 In addition to HEV ECs, THAP1 is also expressed in other types of ECs, including primary human umbilical vein ECs in culture. Using this cellular system and an RNA interference strategy, we demonstrated that THAP1 is a critical regulator of EC proliferation and cell cycle progression. Using chromatin immunoprecipitation (ChIP) assays in proliferating ECs, we also showed that endogenous THAP1 associates in vivo with a consensus THAP1-binding site found in the promoter of the pRB/E2F cell cycle target gene RRM1 (a G1/S-regulated gene required for S-phase DNA synthesis), indicating that RRM1 is a direct transcriptional target of THAP1. In addition, we identified cell proliferation factor HCF-1 and O-GlcNAc transferase OGT as major cellular partners of THAP1. HCF-1 has previously been shown to be required for G1/S and G2/M cell cycle transitions, and interaction of THAP1 with HCF-1 may therefore play important roles in EC proliferation. Accordingly, we showed that endogenous THAP1 mediates the recruitment of HCF-1 to the RRM1 promoter during EC proliferation, and that endogenous HCF-1 is required for RRM1 mRNA expression in primary human ECs.

Analysis of THAP1 expression in human primary ECs ex vivo indicated that THAP1 is expressed at higher levels in proliferating ECs than in quiescent growth-arrested ECs. Interestingly, expression of endogenous THAP1 was found in ECs freshly purified from rheumatoid arthrtitis synovium, a tissue associated with high levels of angiogenesis and EC proliferation. THAP1 is thus a good candidate for regulation of EC proliferation in vivo, and one objective of our team is to investigate the role of THAP1 in EC proliferation during developmental, physiological and pathological angiogenesis.

THAP1 role in other cell types

THAP1 may play important roles in other cell types, in addition to ECs. These may include neurons in the brain, since Ozelius and colleagues reported that mutations in THAP1 cause DYT6 dystonia, a neurological disease characterized by twisting movements and abnormal postures (Nature Genetics 2009). In collaboration with this team, we recently identified the gene DYT1, encoding Torsin A (a member of the AAA-ATPase family of chaperones with multiple functions in the cell), as a direct target gene of THAP1, providing a direct link between causative genes of DYT1 and DYT6 dystonias.
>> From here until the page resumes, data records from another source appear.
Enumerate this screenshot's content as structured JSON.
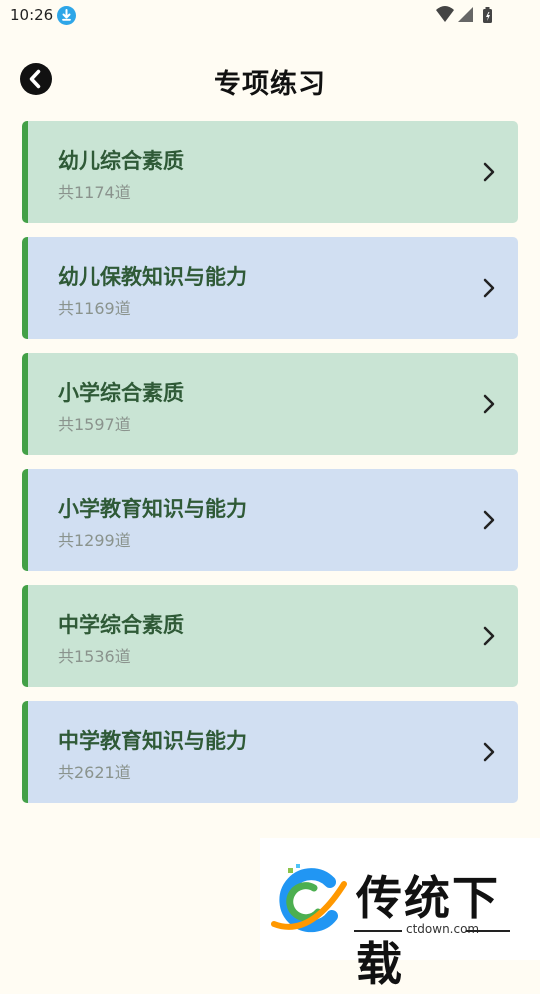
{
  "status_bar": {
    "time": "10:26"
  },
  "header": {
    "title": "专项练习"
  },
  "cards": [
    {
      "title": "幼儿综合素质",
      "count": "共1174道",
      "theme": "green"
    },
    {
      "title": "幼儿保教知识与能力",
      "count": "共1169道",
      "theme": "blue"
    },
    {
      "title": "小学综合素质",
      "count": "共1597道",
      "theme": "green"
    },
    {
      "title": "小学教育知识与能力",
      "count": "共1299道",
      "theme": "blue"
    },
    {
      "title": "中学综合素质",
      "count": "共1536道",
      "theme": "green"
    },
    {
      "title": "中学教育知识与能力",
      "count": "共2621道",
      "theme": "blue"
    }
  ],
  "watermark": {
    "brand": "传统下载",
    "url": "ctdown.com"
  },
  "colors": {
    "accent": "#43a047",
    "green_card": "#c9e4d4",
    "blue_card": "#d1dff2",
    "title_text": "#2f5a37",
    "background": "#fffcf3"
  },
  "icons": {
    "back": "back-arrow-icon",
    "row": "chevron-right-icon"
  }
}
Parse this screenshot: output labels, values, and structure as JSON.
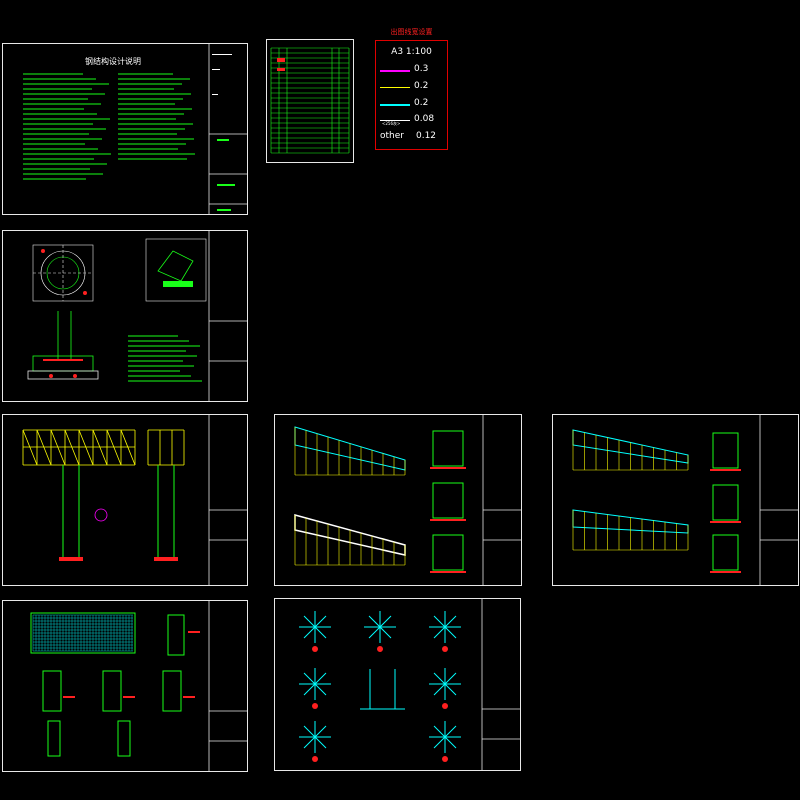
{
  "colors": {
    "background": "#000000",
    "frame": "#e8e8e8",
    "green": "#19ff19",
    "yellow": "#ffff00",
    "cyan": "#00ffff",
    "red": "#ff2020",
    "magenta": "#ff00ff",
    "white": "#ffffff"
  },
  "legend": {
    "title": "出图线宽设置",
    "scale": "A3 1:100",
    "rows": [
      {
        "color": "#ff00ff",
        "value": "0.3",
        "sub": ""
      },
      {
        "color": "#ffff00",
        "value": "0.2",
        "sub": ""
      },
      {
        "color": "#00ffff",
        "value": "0.2",
        "sub": ""
      },
      {
        "color": "#ffffff",
        "value": "0.08",
        "sub": "<256灰>"
      }
    ],
    "other_label": "other",
    "other_value": "0.12"
  },
  "sheets": [
    {
      "name": "design-notes-sheet",
      "title": "钢结构设计说明",
      "kind": "notes"
    },
    {
      "name": "drawing-list-sheet",
      "title": "",
      "kind": "table"
    },
    {
      "name": "foundation-sheet",
      "title": "",
      "kind": "foundation"
    },
    {
      "name": "elevation-sheet",
      "title": "",
      "kind": "elevation"
    },
    {
      "name": "truss-detail-sheet-a",
      "title": "",
      "kind": "truss"
    },
    {
      "name": "truss-detail-sheet-b",
      "title": "",
      "kind": "truss2"
    },
    {
      "name": "panel-detail-sheet",
      "title": "",
      "kind": "panel"
    },
    {
      "name": "node-detail-sheet",
      "title": "",
      "kind": "nodes"
    }
  ]
}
Physical association of THAP1 with the DYT1 promoter was observed in mouse brain but also in primary human ECs, suggesting regulation of DYT1 by THAP1 may be important in both neuronal and ECs.